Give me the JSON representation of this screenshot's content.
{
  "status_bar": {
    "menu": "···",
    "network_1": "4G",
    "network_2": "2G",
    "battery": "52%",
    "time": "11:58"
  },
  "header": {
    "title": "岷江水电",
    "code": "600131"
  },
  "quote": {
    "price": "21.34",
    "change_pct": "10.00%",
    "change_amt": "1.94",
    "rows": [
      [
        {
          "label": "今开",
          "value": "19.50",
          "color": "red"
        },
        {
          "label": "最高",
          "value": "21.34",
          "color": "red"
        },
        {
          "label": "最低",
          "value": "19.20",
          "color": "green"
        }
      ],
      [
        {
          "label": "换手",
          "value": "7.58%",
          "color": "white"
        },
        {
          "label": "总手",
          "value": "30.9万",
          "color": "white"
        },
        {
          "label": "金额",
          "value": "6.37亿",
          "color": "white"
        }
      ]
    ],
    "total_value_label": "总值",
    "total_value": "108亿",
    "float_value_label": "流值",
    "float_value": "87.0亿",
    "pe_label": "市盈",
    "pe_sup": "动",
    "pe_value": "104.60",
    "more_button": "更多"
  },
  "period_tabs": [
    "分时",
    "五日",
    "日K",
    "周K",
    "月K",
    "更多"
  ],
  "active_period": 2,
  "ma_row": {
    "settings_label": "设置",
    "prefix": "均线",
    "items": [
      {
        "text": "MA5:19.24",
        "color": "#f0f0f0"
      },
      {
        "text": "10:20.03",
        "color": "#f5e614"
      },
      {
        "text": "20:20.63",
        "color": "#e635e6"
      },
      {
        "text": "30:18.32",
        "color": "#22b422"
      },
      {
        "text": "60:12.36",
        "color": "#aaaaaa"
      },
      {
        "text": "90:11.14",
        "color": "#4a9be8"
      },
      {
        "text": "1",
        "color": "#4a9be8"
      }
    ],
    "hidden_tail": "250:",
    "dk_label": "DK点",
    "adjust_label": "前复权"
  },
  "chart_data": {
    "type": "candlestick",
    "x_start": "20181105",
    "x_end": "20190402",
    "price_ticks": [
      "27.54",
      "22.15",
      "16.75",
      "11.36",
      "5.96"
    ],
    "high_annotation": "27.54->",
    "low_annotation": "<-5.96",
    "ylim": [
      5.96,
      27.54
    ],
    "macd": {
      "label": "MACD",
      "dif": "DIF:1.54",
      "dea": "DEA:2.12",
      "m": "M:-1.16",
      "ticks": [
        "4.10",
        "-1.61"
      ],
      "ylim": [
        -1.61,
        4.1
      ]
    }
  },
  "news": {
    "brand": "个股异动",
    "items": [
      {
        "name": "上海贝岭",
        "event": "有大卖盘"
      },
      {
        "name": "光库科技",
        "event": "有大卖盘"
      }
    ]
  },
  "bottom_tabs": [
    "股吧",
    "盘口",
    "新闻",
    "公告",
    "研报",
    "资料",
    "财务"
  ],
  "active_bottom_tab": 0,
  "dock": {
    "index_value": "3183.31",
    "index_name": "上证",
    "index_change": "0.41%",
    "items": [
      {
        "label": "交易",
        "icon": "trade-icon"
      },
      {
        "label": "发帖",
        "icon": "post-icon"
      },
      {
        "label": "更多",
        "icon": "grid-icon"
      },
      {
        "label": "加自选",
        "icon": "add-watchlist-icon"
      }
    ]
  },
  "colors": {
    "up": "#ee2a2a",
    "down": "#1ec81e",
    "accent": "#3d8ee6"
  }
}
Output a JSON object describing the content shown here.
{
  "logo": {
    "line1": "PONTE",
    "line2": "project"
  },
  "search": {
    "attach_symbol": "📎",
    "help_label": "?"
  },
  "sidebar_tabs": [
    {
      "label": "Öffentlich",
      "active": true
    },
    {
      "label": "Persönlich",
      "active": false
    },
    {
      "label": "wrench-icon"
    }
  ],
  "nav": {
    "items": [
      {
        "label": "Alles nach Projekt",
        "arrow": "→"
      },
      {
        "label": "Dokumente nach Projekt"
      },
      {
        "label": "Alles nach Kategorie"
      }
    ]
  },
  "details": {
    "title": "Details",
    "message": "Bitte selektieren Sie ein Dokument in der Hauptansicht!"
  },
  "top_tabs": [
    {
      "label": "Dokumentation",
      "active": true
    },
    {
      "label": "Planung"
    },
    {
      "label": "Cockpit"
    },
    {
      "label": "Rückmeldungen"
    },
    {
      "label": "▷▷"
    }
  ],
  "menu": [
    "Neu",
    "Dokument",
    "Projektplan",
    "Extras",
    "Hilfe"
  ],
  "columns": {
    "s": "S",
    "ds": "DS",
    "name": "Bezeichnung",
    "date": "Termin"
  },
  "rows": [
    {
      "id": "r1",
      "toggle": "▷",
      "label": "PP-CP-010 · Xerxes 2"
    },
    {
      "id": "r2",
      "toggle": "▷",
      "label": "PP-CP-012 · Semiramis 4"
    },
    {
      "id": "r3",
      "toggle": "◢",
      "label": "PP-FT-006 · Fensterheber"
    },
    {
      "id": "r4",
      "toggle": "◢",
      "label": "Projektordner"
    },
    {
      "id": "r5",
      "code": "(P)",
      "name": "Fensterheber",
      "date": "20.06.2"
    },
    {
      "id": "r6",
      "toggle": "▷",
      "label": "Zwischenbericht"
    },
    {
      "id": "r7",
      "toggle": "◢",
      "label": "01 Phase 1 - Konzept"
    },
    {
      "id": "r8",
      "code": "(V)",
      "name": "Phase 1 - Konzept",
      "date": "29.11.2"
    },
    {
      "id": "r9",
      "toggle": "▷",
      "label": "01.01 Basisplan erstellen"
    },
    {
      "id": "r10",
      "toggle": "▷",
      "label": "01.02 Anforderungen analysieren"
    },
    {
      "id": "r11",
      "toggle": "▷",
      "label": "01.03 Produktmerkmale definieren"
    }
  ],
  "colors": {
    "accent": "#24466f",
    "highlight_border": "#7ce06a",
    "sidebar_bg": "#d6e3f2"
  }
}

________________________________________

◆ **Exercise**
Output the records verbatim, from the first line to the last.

◆ **Answer below**
Give me the JSON representation of this screenshot's content.
{
  "status_bar": {
    "menu": "···",
    "network_1": "4G",
    "network_2": "2G",
    "battery": "52%",
    "time": "11:58"
  },
  "header": {
    "title": "岷江水电",
    "code": "600131"
  },
  "quote": {
    "price": "21.34",
    "change_pct": "10.00%",
    "change_amt": "1.94",
    "rows": [
      [
        {
          "label": "今开",
          "value": "19.50",
          "color": "red"
        },
        {
          "label": "最高",
          "value": "21.34",
          "color": "red"
        },
        {
          "label": "最低",
          "value": "19.20",
          "color": "green"
        }
      ],
      [
        {
          "label": "换手",
          "value": "7.58%",
          "color": "white"
        },
        {
          "label": "总手",
          "value": "30.9万",
          "color": "white"
        },
        {
          "label": "金额",
          "value": "6.37亿",
          "color": "white"
        }
      ]
    ],
    "total_value_label": "总值",
    "total_value": "108亿",
    "float_value_label": "流值",
    "float_value": "87.0亿",
    "pe_label": "市盈",
    "pe_sup": "动",
    "pe_value": "104.60",
    "more_button": "更多"
  },
  "period_tabs": [
    "分时",
    "五日",
    "日K",
    "周K",
    "月K",
    "更多"
  ],
  "active_period": 2,
  "ma_row": {
    "settings_label": "设置",
    "prefix": "均线",
    "items": [
      {
        "text": "MA5:19.24",
        "color": "#f0f0f0"
      },
      {
        "text": "10:20.03",
        "color": "#f5e614"
      },
      {
        "text": "20:20.63",
        "color": "#e635e6"
      },
      {
        "text": "30:18.32",
        "color": "#22b422"
      },
      {
        "text": "60:12.36",
        "color": "#aaaaaa"
      },
      {
        "text": "90:11.14",
        "color": "#4a9be8"
      },
      {
        "text": "1",
        "color": "#4a9be8"
      }
    ],
    "hidden_tail": "250:",
    "dk_label": "DK点",
    "adjust_label": "前复权"
  },
  "chart_data": {
    "type": "candlestick",
    "x_start": "20181105",
    "x_end": "20190402",
    "price_ticks": [
      "27.54",
      "22.15",
      "16.75",
      "11.36",
      "5.96"
    ],
    "high_annotation": "27.54->",
    "low_annotation": "<-5.96",
    "ylim": [
      5.96,
      27.54
    ],
    "macd": {
      "label": "MACD",
      "dif": "DIF:1.54",
      "dea": "DEA:2.12",
      "m": "M:-1.16",
      "ticks": [
        "4.10",
        "-1.61"
      ],
      "ylim": [
        -1.61,
        4.1
      ]
    }
  },
  "news": {
    "brand": "个股异动",
    "items": [
      {
        "name": "上海贝岭",
        "event": "有大卖盘"
      },
      {
        "name": "光库科技",
        "event": "有大卖盘"
      }
    ]
  },
  "bottom_tabs": [
    "股吧",
    "盘口",
    "新闻",
    "公告",
    "研报",
    "资料",
    "财务"
  ],
  "active_bottom_tab": 0,
  "dock": {
    "index_value": "3183.31",
    "index_name": "上证",
    "index_change": "0.41%",
    "items": [
      {
        "label": "交易",
        "icon": "trade-icon"
      },
      {
        "label": "发帖",
        "icon": "post-icon"
      },
      {
        "label": "更多",
        "icon": "grid-icon"
      },
      {
        "label": "加自选",
        "icon": "add-watchlist-icon"
      }
    ]
  },
  "colors": {
    "up": "#ee2a2a",
    "down": "#1ec81e",
    "accent": "#3d8ee6"
  }
}
Output a JSON object describing the content shown here.
{
  "logo": {
    "line1": "PONTE",
    "line2": "project"
  },
  "search": {
    "attach_symbol": "📎",
    "help_label": "?"
  },
  "sidebar_tabs": [
    {
      "label": "Öffentlich",
      "active": true
    },
    {
      "label": "Persönlich",
      "active": false
    },
    {
      "label": "wrench-icon"
    }
  ],
  "nav": {
    "items": [
      {
        "label": "Alles nach Projekt",
        "arrow": "→"
      },
      {
        "label": "Dokumente nach Projekt"
      },
      {
        "label": "Alles nach Kategorie"
      }
    ]
  },
  "details": {
    "title": "Details",
    "message": "Bitte selektieren Sie ein Dokument in der Hauptansicht!"
  },
  "top_tabs": [
    {
      "label": "Dokumentation",
      "active": true
    },
    {
      "label": "Planung"
    },
    {
      "label": "Cockpit"
    },
    {
      "label": "Rückmeldungen"
    },
    {
      "label": "▷▷"
    }
  ],
  "menu": [
    "Neu",
    "Dokument",
    "Projektplan",
    "Extras",
    "Hilfe"
  ],
  "columns": {
    "s": "S",
    "ds": "DS",
    "name": "Bezeichnung",
    "date": "Termin"
  },
  "rows": [
    {
      "id": "r1",
      "toggle": "▷",
      "label": "PP-CP-010 · Xerxes 2"
    },
    {
      "id": "r2",
      "toggle": "▷",
      "label": "PP-CP-012 · Semiramis 4"
    },
    {
      "id": "r3",
      "toggle": "◢",
      "label": "PP-FT-006 · Fensterheber"
    },
    {
      "id": "r4",
      "toggle": "◢",
      "label": "Projektordner"
    },
    {
      "id": "r5",
      "code": "(P)",
      "name": "Fensterheber",
      "date": "20.06.2"
    },
    {
      "id": "r6",
      "toggle": "▷",
      "label": "Zwischenbericht"
    },
    {
      "id": "r7",
      "toggle": "◢",
      "label": "01 Phase 1 - Konzept"
    },
    {
      "id": "r8",
      "code": "(V)",
      "name": "Phase 1 - Konzept",
      "date": "29.11.2"
    },
    {
      "id": "r9",
      "toggle": "▷",
      "label": "01.01 Basisplan erstellen"
    },
    {
      "id": "r10",
      "toggle": "▷",
      "label": "01.02 Anforderungen analysieren"
    },
    {
      "id": "r11",
      "toggle": "▷",
      "label": "01.03 Produktmerkmale definieren"
    }
  ],
  "colors": {
    "accent": "#24466f",
    "highlight_border": "#7ce06a",
    "sidebar_bg": "#d6e3f2"
  }
}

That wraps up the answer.